INSTRUCTIONS FOR THE TASK =>
Keep only those lines of the records that include the string "placeholder".

DATA FOR THIS TASK =>
○ ○ ○ ○ ○
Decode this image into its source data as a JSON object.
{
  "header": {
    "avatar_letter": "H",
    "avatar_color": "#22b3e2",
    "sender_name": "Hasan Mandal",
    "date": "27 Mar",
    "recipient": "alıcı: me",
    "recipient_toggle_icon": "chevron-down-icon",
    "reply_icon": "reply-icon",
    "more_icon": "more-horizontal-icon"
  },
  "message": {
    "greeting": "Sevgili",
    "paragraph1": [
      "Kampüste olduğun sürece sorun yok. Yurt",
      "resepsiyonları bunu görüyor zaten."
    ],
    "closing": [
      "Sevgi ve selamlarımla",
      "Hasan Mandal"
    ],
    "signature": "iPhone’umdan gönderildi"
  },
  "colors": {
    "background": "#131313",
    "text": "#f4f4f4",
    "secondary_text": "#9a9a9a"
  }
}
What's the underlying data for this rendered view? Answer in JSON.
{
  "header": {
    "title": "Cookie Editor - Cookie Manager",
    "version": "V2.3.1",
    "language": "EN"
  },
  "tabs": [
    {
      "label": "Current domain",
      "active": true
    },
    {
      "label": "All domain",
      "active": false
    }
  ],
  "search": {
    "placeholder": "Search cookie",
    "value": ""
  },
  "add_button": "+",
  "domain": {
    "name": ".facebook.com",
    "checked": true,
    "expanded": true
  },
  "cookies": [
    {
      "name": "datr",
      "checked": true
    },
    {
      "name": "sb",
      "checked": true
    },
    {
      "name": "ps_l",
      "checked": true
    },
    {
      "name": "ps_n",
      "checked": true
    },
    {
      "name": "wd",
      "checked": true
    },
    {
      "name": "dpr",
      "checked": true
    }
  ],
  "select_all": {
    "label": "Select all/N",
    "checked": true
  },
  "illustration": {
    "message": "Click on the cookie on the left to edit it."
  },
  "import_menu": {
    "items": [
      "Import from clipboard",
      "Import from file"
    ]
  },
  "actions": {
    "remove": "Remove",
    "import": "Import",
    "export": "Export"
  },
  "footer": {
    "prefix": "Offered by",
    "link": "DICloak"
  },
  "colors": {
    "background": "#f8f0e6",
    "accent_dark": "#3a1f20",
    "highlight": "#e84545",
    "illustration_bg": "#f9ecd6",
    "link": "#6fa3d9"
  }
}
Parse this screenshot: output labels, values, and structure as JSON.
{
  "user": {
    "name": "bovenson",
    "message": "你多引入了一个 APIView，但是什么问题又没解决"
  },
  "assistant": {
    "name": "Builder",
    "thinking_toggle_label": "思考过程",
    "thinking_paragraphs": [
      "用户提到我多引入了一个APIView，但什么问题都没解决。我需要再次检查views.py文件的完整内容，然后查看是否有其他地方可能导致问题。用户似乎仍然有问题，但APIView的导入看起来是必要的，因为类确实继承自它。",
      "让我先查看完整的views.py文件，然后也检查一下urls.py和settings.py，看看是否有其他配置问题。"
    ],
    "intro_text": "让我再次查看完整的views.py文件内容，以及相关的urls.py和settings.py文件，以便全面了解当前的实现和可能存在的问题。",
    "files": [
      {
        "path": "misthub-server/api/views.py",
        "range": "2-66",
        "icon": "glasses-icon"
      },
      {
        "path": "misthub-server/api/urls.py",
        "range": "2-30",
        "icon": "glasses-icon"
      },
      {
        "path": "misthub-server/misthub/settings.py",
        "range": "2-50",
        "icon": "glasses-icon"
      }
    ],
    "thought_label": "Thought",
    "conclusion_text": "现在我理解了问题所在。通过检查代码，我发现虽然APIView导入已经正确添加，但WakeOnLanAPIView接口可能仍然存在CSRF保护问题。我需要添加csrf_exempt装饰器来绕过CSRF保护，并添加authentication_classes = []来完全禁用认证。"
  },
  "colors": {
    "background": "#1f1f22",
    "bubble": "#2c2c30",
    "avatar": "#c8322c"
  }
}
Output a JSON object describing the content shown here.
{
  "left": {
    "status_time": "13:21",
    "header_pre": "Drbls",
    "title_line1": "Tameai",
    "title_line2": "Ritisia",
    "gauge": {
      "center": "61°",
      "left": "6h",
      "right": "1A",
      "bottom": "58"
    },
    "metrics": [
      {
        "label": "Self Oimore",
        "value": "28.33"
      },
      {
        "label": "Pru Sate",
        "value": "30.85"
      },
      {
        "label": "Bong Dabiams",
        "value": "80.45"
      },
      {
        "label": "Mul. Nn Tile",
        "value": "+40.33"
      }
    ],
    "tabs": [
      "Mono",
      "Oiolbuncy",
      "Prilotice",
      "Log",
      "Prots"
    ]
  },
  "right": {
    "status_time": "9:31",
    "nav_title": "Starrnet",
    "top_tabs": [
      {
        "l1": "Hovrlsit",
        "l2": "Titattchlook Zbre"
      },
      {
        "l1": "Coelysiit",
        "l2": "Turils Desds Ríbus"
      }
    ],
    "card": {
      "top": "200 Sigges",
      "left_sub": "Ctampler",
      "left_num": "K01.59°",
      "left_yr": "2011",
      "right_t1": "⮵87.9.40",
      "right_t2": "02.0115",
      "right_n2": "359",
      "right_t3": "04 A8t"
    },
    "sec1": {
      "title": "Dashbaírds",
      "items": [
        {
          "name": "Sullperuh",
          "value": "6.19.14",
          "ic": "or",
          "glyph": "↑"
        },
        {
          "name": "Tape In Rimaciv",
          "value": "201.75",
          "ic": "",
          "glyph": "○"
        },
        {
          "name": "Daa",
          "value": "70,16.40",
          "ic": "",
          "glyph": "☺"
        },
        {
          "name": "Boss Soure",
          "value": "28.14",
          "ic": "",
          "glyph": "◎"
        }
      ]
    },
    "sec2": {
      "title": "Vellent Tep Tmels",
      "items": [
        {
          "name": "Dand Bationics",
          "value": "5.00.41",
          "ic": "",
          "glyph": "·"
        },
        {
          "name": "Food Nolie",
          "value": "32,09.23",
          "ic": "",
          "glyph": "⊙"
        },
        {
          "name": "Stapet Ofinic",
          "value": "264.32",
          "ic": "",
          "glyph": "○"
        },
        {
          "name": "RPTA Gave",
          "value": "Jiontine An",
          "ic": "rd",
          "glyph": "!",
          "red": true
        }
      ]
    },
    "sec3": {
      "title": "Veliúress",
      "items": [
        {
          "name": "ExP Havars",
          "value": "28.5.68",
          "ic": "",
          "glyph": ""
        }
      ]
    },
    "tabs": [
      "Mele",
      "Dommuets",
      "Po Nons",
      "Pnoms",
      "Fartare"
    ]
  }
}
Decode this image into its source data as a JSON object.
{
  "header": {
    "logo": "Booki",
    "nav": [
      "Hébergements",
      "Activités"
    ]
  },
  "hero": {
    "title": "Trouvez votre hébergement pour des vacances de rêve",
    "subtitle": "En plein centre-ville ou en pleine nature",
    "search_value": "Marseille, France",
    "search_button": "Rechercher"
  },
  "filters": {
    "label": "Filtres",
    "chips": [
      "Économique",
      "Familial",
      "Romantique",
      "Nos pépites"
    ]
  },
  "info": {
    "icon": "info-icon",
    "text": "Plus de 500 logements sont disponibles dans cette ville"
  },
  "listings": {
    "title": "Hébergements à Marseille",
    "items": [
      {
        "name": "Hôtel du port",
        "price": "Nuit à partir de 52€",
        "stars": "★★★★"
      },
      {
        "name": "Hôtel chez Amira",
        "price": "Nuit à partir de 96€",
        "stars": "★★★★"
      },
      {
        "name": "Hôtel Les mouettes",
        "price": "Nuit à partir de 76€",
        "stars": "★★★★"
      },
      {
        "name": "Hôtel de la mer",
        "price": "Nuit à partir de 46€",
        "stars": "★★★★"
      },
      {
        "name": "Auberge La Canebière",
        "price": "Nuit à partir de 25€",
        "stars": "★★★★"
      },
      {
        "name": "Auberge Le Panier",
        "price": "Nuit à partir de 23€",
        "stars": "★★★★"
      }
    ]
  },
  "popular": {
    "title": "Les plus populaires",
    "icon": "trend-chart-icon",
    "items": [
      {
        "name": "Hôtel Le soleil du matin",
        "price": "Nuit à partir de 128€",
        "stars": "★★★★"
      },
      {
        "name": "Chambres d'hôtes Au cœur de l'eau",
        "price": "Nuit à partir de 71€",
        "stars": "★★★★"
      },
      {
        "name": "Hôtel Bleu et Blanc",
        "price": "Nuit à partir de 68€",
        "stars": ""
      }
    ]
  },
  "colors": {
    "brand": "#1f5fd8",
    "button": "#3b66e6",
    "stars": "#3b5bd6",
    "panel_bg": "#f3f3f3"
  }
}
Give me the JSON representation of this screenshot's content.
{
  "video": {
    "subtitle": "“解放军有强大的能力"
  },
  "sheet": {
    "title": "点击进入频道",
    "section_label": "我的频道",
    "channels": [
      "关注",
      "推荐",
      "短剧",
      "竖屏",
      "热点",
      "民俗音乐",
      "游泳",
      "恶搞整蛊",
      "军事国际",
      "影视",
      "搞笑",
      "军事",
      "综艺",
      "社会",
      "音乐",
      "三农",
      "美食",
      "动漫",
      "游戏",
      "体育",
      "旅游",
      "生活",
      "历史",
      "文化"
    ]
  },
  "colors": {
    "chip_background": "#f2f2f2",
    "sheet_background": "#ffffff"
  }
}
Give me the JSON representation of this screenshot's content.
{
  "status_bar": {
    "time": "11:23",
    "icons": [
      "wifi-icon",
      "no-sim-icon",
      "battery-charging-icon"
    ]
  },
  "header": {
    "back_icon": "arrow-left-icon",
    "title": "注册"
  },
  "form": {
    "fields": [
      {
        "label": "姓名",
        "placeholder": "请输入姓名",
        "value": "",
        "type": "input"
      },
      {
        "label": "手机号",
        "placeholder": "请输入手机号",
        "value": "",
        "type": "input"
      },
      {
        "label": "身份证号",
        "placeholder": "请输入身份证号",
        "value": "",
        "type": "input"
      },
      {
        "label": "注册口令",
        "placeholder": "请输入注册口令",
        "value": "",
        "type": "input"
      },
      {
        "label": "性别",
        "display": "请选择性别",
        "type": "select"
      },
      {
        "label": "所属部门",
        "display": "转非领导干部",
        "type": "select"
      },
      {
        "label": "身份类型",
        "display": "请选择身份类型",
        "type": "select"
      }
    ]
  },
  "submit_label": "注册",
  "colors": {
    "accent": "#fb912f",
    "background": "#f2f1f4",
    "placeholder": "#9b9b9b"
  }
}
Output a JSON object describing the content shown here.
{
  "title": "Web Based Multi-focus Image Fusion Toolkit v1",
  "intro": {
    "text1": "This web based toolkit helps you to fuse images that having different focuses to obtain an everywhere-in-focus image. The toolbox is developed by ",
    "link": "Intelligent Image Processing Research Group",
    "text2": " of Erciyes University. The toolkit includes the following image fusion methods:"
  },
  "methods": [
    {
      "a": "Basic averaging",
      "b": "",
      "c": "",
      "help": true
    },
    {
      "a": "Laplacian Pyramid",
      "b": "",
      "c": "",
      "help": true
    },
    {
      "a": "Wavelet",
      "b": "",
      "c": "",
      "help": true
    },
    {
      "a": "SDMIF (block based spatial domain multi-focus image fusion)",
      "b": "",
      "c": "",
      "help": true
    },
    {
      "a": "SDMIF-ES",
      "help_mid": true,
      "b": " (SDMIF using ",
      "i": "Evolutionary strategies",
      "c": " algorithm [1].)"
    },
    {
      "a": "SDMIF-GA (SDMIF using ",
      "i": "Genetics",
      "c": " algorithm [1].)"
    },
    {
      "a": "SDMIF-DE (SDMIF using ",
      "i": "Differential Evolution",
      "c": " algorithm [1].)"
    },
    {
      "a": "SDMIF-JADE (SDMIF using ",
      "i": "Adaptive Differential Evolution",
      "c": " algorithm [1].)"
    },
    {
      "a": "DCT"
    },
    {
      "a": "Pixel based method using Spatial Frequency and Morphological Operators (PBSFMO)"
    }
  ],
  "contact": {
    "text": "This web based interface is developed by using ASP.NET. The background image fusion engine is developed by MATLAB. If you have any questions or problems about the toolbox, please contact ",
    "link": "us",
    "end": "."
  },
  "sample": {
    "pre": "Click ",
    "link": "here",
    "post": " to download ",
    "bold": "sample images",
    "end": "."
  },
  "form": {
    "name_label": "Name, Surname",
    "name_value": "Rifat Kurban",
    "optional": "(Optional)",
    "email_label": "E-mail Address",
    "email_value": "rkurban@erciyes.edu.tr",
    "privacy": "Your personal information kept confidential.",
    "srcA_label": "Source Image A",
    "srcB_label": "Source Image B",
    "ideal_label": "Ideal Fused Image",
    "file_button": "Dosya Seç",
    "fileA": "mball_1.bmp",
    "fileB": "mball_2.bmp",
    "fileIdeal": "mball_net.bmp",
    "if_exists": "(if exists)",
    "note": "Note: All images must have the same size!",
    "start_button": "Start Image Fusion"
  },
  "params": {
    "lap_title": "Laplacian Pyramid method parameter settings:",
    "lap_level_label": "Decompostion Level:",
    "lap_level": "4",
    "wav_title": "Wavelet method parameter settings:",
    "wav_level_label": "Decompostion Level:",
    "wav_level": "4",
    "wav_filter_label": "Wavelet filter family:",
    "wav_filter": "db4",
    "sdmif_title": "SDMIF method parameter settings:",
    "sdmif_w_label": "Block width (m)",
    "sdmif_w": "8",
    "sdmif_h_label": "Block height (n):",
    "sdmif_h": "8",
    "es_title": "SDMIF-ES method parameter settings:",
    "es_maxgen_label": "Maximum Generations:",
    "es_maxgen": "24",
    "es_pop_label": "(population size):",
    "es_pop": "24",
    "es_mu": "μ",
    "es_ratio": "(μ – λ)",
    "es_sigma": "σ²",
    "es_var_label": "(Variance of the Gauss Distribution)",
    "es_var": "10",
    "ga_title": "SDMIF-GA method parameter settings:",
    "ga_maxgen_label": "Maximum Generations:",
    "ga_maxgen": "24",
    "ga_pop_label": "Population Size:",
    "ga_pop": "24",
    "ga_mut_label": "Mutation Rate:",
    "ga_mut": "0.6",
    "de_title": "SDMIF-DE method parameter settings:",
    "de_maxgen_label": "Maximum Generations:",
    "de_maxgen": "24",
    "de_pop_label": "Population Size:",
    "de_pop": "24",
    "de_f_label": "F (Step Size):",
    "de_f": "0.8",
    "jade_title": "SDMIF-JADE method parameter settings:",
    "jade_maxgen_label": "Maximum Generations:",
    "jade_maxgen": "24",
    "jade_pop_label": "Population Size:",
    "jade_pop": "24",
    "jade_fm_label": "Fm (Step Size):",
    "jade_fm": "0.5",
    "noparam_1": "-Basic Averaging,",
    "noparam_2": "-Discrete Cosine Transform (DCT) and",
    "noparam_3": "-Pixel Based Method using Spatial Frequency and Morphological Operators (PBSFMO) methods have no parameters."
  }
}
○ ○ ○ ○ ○
EXERCISE SOLUTION =>
    "placeholder": "Search cookie",
        "placeholder": "请输入姓名",
        "placeholder": "请输入手机号",
        "placeholder": "请输入身份证号",
        "placeholder": "请输入注册口令",
    "placeholder": "#9b9b9b"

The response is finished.